**Work task:**
Would you print the whole listing again, word for word?

Top of Input data

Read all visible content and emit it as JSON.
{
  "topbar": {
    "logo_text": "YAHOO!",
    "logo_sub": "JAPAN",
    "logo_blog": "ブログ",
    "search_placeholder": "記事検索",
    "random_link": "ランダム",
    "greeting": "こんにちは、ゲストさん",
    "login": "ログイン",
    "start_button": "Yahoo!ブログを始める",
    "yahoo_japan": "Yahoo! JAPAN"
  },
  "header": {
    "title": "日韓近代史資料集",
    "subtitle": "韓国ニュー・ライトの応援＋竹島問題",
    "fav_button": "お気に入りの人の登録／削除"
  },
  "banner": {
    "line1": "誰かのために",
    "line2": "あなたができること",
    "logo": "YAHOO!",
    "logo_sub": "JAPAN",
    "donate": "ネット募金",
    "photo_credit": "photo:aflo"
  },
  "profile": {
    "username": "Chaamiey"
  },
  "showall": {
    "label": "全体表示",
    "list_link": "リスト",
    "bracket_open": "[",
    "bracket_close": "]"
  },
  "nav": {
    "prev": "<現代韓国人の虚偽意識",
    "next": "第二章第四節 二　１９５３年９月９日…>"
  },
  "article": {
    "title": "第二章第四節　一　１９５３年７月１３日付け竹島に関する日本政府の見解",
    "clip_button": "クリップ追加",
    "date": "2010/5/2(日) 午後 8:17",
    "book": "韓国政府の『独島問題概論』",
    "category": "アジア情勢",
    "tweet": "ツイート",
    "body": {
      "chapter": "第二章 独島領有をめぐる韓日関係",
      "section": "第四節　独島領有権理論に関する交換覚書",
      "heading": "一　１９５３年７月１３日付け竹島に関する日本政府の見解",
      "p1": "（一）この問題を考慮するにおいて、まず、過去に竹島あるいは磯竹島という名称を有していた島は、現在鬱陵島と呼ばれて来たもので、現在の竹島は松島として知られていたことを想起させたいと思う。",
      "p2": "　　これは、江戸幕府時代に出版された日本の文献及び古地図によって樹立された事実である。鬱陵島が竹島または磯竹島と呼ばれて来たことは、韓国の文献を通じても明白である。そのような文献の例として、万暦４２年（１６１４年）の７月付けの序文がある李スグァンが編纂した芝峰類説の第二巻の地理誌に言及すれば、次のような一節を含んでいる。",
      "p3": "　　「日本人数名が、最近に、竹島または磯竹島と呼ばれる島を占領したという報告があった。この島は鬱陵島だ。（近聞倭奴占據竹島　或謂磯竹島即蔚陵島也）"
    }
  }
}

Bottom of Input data

**Completed exercise:**
Read all visible content and emit it as JSON.
{
  "topbar": {
    "logo_text": "YAHOO!",
    "logo_sub": "JAPAN",
    "logo_blog": "ブログ",
    "search_placeholder": "記事検索",
    "random_link": "ランダム",
    "greeting": "こんにちは、ゲストさん",
    "login": "ログイン",
    "start_button": "Yahoo!ブログを始める",
    "yahoo_japan": "Yahoo! JAPAN"
  },
  "header": {
    "title": "日韓近代史資料集",
    "subtitle": "韓国ニュー・ライトの応援＋竹島問題",
    "fav_button": "お気に入りの人の登録／削除"
  },
  "banner": {
    "line1": "誰かのために",
    "line2": "あなたができること",
    "logo": "YAHOO!",
    "logo_sub": "JAPAN",
    "donate": "ネット募金",
    "photo_credit": "photo:aflo"
  },
  "profile": {
    "username": "Chaamiey"
  },
  "showall": {
    "label": "全体表示",
    "list_link": "リスト",
    "bracket_open": "[",
    "bracket_close": "]"
  },
  "nav": {
    "prev": "<現代韓国人の虚偽意識",
    "next": "第二章第四節 二　１９５３年９月９日…>"
  },
  "article": {
    "title": "第二章第四節　一　１９５３年７月１３日付け竹島に関する日本政府の見解",
    "clip_button": "クリップ追加",
    "date": "2010/5/2(日) 午後 8:17",
    "book": "韓国政府の『独島問題概論』",
    "category": "アジア情勢",
    "tweet": "ツイート",
    "body": {
      "chapter": "第二章 独島領有をめぐる韓日関係",
      "section": "第四節　独島領有権理論に関する交換覚書",
      "heading": "一　１９５３年７月１３日付け竹島に関する日本政府の見解",
      "p1": "（一）この問題を考慮するにおいて、まず、過去に竹島あるいは磯竹島という名称を有していた島は、現在鬱陵島と呼ばれて来たもので、現在の竹島は松島として知られていたことを想起させたいと思う。",
      "p2": "　　これは、江戸幕府時代に出版された日本の文献及び古地図によって樹立された事実である。鬱陵島が竹島または磯竹島と呼ばれて来たことは、韓国の文献を通じても明白である。そのような文献の例として、万暦４２年（１６１４年）の７月付けの序文がある李スグァンが編纂した芝峰類説の第二巻の地理誌に言及すれば、次のような一節を含んでいる。",
      "p3": "　　「日本人数名が、最近に、竹島または磯竹島と呼ばれる島を占領したという報告があった。この島は鬱陵島だ。（近聞倭奴占據竹島　或謂磯竹島即蔚陵島也）"
    }
  }
}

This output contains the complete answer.